Waiting on the Holy Spirit-
I signed an email to a friend yesterday, with this phrase, “Waiting on the Holy Spirit” in reference to a bit of discernment that I am doing and my hope to get a nod from the Holy Spirit to help in my decision making…
I laughed as soon as I typed it because, in spite of my own theological belief that God is always present and it is our work to open our hearts and minds to God, I sometimes regress to the place of calling on God- as though I am dialing in a song request to the radio or placing an order at the Dunkin’ Donuts drive-through.
Come Holy Spirit.
Veni Sanctus Spiritus. It is an ancient hymn that we sing (one of my favorite renditions- Jacques Berthier’s Taize version is linked at the beginning of this blog) and one way in which we call upon the Spirit to come to us.
It’s only fair that we think this way- the biblical accounts of the Holy Spirit confirm the Spirit’s absence… and then… presence: at the very moment of creation, the Holy Spirit comes and broods over the waters; at Jesus’ baptism, the Holy Spirit descends from Heaven as a dive bombing dove; at Pentecost the Spirit arrives in wind and tongues of fire, descending on the heads of the apostles.
But I prefer to think the the Holy Spirit is with us all of the time, and that the praying and waiting that we do when we sing or pray “Come Holy Spirit” is more about preparing our own hearts and opening our own eyes to the power of God around us all the time.

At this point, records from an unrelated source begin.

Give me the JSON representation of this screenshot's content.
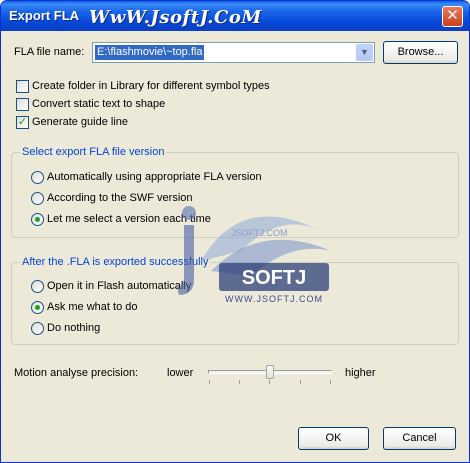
{
  "window": {
    "title": "Export FLA",
    "watermark": "WwW.JsoftJ.CoM",
    "close_glyph": "✕"
  },
  "file": {
    "label": "FLA file name:",
    "value": "E:\\flashmovie\\~top.fla",
    "dropdown_glyph": "▼",
    "browse_label": "Browse..."
  },
  "options": [
    {
      "label": "Create folder in Library for different symbol types",
      "checked": false
    },
    {
      "label": "Convert static text to shape",
      "checked": false
    },
    {
      "label": "Generate guide line",
      "checked": true
    }
  ],
  "checkmark": "✓",
  "version_group": {
    "title": "Select export FLA file version",
    "items": [
      {
        "label": "Automatically using appropriate FLA version",
        "selected": false
      },
      {
        "label": "According to the SWF version",
        "selected": false
      },
      {
        "label": "Let me select a version each time",
        "selected": true
      }
    ]
  },
  "after_group": {
    "title": "After the .FLA is exported successfully",
    "items": [
      {
        "label": "Open it in Flash automatically",
        "selected": false
      },
      {
        "label": "Ask me what to do",
        "selected": true
      },
      {
        "label": "Do nothing",
        "selected": false
      }
    ]
  },
  "motion": {
    "label": "Motion analyse precision:",
    "lower": "lower",
    "higher": "higher",
    "level": 0.5
  },
  "buttons": {
    "ok": "OK",
    "cancel": "Cancel"
  },
  "watermark_logo": {
    "brand": "SOFTJ",
    "url": "WWW.JSOFTJ.COM",
    "small_url": "JSOFTJ.COM"
  },
  "colors": {
    "titlebar": "#0a48d8",
    "dialog_bg": "#ece9d8",
    "group_title": "#0046d5",
    "selection": "#316ac5",
    "radio_dot": "#21a121"
  }
}
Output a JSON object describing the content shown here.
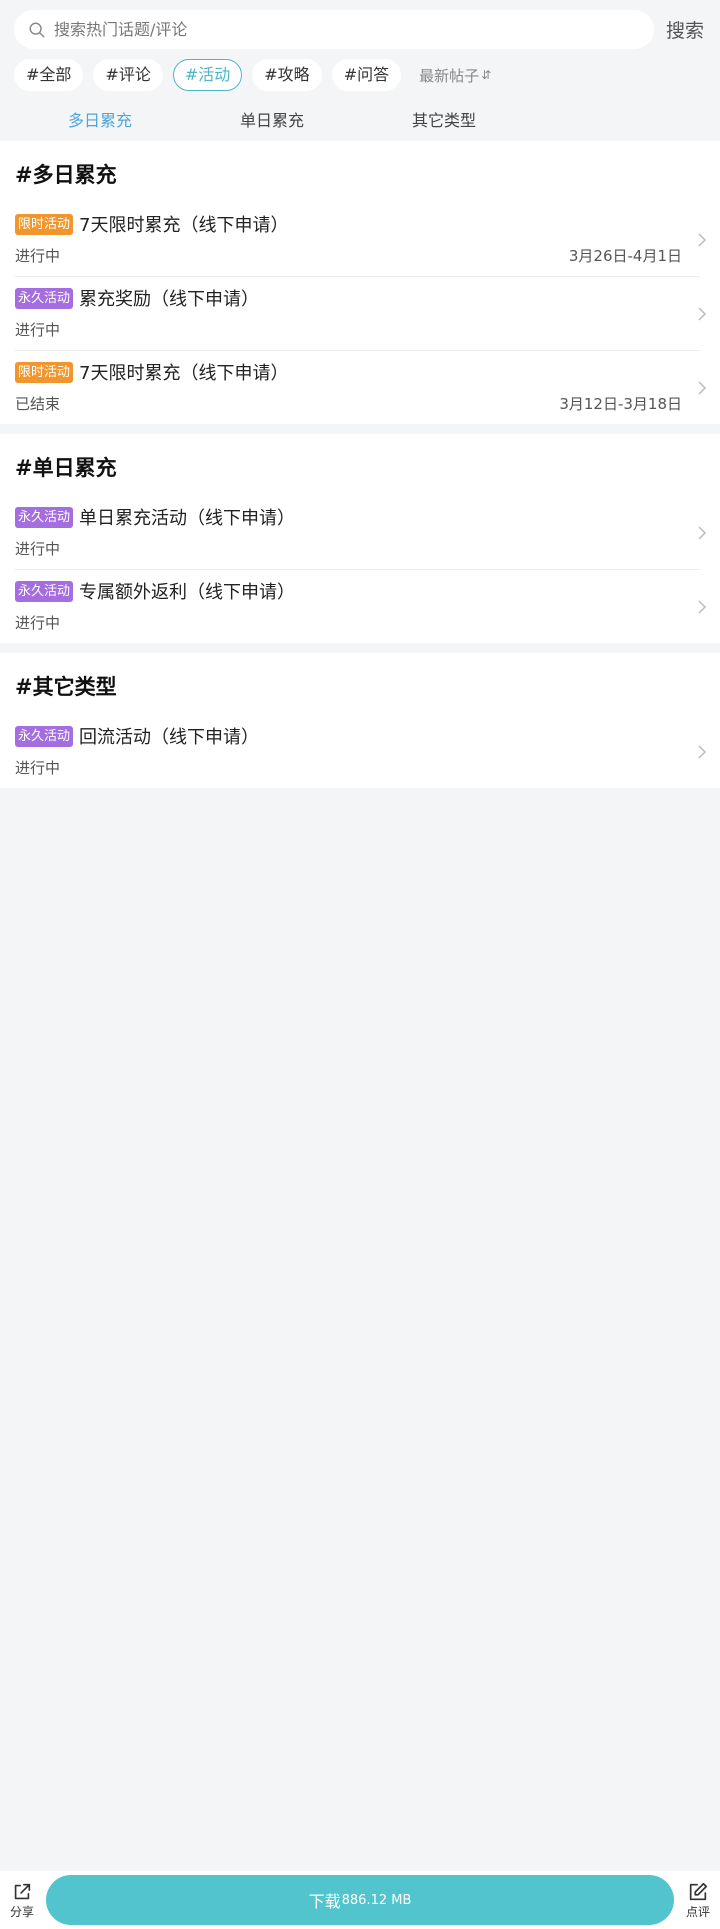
{
  "search": {
    "placeholder": "搜索热门话题/评论",
    "button_label": "搜索"
  },
  "tags": [
    {
      "label": "#全部",
      "active": false
    },
    {
      "label": "#评论",
      "active": false
    },
    {
      "label": "#活动",
      "active": true
    },
    {
      "label": "#攻略",
      "active": false
    },
    {
      "label": "#问答",
      "active": false
    }
  ],
  "sort": {
    "label": "最新帖子",
    "icon": "sort-arrows-icon"
  },
  "category_tabs": [
    {
      "label": "多日累充",
      "active": true
    },
    {
      "label": "单日累充",
      "active": false
    },
    {
      "label": "其它类型",
      "active": false
    }
  ],
  "sections": [
    {
      "title": "#多日累充",
      "items": [
        {
          "badge": "限时活动",
          "badge_type": "limited",
          "title": "7天限时累充（线下申请）",
          "status": "进行中",
          "date": "3月26日-4月1日"
        },
        {
          "badge": "永久活动",
          "badge_type": "permanent",
          "title": "累充奖励（线下申请）",
          "status": "进行中",
          "date": ""
        },
        {
          "badge": "限时活动",
          "badge_type": "limited",
          "title": "7天限时累充（线下申请）",
          "status": "已结束",
          "date": "3月12日-3月18日"
        }
      ]
    },
    {
      "title": "#单日累充",
      "items": [
        {
          "badge": "永久活动",
          "badge_type": "permanent",
          "title": "单日累充活动（线下申请）",
          "status": "进行中",
          "date": ""
        },
        {
          "badge": "永久活动",
          "badge_type": "permanent",
          "title": "专属额外返利（线下申请）",
          "status": "进行中",
          "date": ""
        }
      ]
    },
    {
      "title": "#其它类型",
      "items": [
        {
          "badge": "永久活动",
          "badge_type": "permanent",
          "title": "回流活动（线下申请）",
          "status": "进行中",
          "date": ""
        }
      ]
    }
  ],
  "bottom": {
    "share_label": "分享",
    "download_label": "下载",
    "download_size": "886.12 MB",
    "review_label": "点评"
  },
  "colors": {
    "accent": "#4fb6c7",
    "tab_active": "#4fa6d8",
    "badge_limited": "#f0962d",
    "badge_permanent": "#a56ee0",
    "download_button": "#52c4cd"
  }
}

We need just to be open and receive.
The Holy Spirit is known to us as a Comforter, Advocate, as the “Lord of Life”, and the “Breath of God.” I like to believe that it is the Holy Spirit that gives me the gumption to do difficult things when my own human sense of vulnerability might otherwise hold me back.
At Confirmation services, I have the distinct honor to lay hands on the heads of confirmands and bid the Holy Spirit, “come.” Honestly, this is one of the more powerful things that I get to do as a bishop of the Church, acting as a “conduit” of the Spirit of God, flowing through me into the bodies and souls of the confirmands. It is a holy moment and an intimate experience as I connect soul to Spirit.
At the celebration of the Holy Eucharist, priests of the church ask, “We pray you, gracious God, to send your Holy Spirit upon these gifts that they may be the sacrament of the Body of Christ and his blood of the New Covenant.” (Holy Eucharist Prayer B) I always pause at this moment, inviting my own senses to catch up with the Spirit’s presence among us.
I wonder how you perceive the Spirit. Is it as an empowering force? A Comforter? As a teacher? (John 14:26) Is the Spirit a sanctifying force in your life, making you holy and bonding your soul to God?
I often slip up when I pray at the beginning of my sermons and dedicate the time in the pulpit in the name of the “Father, Son and Holy Ghost.” It’s a product of my early church training (1928 prayer book) but also, I think, a profound theological statement of the mysterious nature of God. As much as I like to think of God as ever-accessible, ever-present and my strength- my crag and stronghold- I like the bit of mystery that Holy Ghost retains. After all, God is not like my best girlfriend with whom I can share a good laugh or cry over a glass of wine… God is my salvation and my eternal hope. There’s something mysterious, powerful and infinite about that , and for that, I am glad.
How are you and the Holy Spirit doing together?
Call Veni Sanctus Spiritus, and let your heart be opened.